Dataset records:
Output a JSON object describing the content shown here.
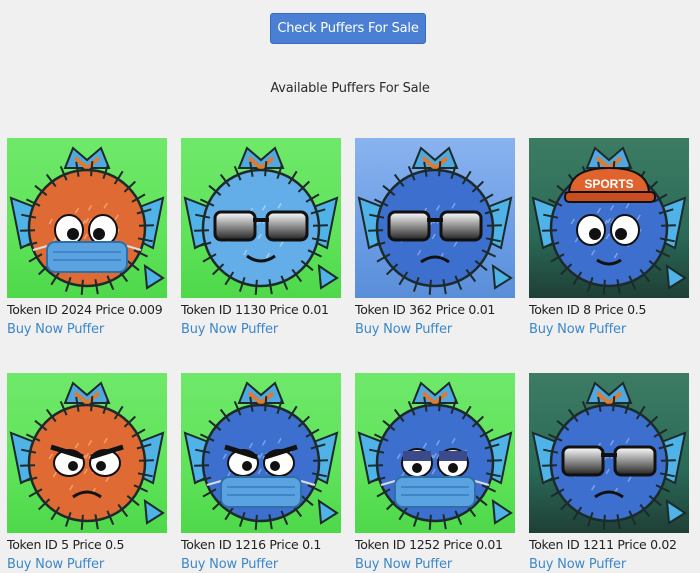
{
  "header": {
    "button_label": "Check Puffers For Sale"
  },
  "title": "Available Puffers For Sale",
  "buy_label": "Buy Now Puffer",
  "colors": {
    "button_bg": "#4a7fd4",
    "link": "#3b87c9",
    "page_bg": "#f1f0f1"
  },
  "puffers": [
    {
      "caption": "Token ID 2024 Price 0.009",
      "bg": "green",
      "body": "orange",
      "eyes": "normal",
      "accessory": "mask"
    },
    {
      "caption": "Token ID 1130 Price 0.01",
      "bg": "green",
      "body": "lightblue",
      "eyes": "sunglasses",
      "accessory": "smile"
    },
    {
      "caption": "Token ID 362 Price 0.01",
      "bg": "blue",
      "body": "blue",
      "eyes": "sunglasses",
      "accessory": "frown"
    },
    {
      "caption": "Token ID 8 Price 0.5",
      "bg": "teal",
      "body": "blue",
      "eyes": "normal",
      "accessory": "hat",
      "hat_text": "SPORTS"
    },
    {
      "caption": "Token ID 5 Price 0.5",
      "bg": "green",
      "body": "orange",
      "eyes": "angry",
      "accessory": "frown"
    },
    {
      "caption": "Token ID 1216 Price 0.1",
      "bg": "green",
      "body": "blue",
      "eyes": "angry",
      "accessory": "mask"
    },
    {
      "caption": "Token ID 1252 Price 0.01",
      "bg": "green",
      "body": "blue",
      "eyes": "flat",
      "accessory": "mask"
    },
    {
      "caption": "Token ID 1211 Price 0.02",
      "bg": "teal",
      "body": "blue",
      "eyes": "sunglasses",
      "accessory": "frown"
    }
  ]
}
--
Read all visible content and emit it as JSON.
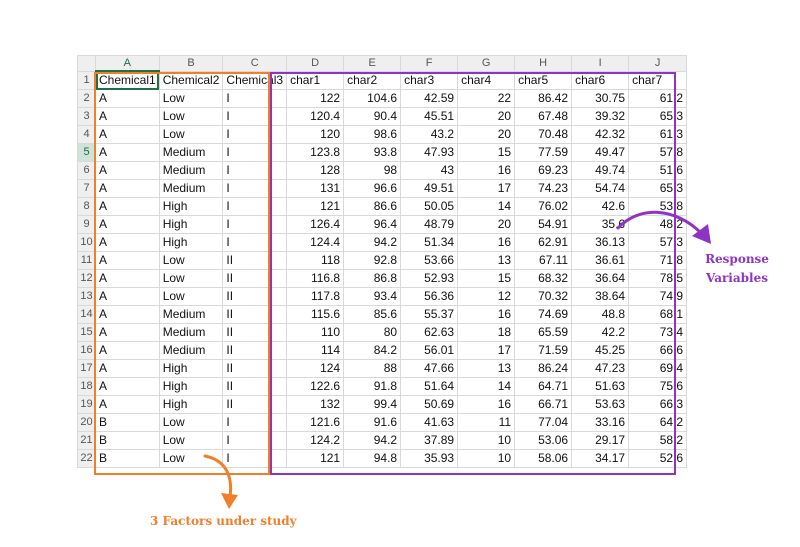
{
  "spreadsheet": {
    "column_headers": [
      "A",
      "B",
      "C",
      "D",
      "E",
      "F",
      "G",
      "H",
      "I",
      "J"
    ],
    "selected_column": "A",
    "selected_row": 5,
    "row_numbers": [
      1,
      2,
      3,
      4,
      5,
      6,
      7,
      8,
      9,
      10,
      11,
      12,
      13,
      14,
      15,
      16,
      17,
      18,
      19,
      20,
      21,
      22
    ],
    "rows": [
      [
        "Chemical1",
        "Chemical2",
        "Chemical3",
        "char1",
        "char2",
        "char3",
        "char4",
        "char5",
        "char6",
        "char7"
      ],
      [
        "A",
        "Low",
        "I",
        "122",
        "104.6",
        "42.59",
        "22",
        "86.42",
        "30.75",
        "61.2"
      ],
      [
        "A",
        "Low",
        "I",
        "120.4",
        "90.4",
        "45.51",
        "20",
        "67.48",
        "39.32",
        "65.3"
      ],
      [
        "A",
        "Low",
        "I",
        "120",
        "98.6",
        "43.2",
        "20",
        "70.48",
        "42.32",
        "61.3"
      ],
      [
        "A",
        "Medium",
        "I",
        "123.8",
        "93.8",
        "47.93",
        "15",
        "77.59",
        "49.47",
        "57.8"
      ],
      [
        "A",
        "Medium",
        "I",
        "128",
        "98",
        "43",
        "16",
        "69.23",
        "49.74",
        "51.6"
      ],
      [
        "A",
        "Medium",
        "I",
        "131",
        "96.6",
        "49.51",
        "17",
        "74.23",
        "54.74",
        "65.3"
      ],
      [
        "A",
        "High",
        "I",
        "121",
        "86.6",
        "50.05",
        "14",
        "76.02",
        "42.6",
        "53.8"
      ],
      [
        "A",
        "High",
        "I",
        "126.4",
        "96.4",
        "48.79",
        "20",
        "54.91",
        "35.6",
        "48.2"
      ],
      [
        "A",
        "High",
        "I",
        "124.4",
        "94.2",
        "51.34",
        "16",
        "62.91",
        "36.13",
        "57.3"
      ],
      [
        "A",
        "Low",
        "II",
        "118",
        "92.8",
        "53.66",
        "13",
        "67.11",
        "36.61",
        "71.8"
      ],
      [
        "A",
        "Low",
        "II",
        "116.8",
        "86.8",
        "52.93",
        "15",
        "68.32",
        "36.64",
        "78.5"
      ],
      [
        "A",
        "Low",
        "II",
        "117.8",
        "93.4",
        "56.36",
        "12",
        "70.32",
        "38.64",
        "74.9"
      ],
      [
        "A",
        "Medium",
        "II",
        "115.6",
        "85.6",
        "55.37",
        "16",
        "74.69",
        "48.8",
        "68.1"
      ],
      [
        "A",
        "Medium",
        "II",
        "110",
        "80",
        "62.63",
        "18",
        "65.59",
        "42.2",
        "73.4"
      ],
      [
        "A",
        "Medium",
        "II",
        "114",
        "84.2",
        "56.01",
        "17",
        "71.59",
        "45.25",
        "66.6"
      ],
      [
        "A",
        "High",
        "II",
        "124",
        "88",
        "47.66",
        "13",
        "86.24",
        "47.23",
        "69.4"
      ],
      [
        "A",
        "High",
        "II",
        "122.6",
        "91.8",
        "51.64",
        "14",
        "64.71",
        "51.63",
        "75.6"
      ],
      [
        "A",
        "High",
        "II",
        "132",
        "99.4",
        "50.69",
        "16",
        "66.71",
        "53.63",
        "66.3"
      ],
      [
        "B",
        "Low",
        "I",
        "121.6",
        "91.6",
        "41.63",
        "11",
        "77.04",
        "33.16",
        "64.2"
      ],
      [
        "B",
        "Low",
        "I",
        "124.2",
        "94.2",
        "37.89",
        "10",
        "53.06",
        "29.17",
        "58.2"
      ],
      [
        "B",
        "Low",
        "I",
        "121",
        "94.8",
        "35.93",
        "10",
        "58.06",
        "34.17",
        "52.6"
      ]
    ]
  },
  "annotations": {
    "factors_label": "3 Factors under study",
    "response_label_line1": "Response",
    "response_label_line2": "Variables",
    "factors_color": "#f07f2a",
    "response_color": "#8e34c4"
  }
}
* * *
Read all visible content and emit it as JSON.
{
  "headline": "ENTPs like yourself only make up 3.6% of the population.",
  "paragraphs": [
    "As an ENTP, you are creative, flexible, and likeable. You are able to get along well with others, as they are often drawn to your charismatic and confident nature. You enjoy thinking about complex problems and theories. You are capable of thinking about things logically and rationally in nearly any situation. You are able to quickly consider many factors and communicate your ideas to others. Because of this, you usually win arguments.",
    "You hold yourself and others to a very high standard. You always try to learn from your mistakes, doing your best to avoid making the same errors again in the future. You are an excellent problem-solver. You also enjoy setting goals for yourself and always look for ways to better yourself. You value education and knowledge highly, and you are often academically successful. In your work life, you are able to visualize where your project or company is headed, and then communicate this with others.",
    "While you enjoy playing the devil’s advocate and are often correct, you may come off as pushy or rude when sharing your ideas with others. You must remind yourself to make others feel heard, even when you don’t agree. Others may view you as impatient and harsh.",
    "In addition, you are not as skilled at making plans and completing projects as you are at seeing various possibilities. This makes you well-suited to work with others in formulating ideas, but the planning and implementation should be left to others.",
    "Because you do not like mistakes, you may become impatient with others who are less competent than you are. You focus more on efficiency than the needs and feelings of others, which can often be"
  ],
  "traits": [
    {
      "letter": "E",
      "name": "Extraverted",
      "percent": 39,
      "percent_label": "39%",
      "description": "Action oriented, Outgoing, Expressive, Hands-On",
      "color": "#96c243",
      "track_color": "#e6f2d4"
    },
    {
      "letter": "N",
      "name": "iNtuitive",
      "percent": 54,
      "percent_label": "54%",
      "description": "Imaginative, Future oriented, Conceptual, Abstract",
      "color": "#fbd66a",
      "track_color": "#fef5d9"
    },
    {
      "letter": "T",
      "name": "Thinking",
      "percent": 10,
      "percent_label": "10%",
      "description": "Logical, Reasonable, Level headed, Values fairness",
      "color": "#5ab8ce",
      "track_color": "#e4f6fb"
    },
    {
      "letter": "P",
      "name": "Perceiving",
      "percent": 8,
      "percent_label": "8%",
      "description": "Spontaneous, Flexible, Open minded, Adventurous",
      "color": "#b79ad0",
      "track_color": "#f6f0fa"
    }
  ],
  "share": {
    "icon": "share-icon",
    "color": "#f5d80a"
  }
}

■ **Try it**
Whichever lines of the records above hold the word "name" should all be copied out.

■ **Result of this task**
      "name": "Extraverted",
      "name": "iNtuitive",
      "name": "Thinking",
      "name": "Perceiving",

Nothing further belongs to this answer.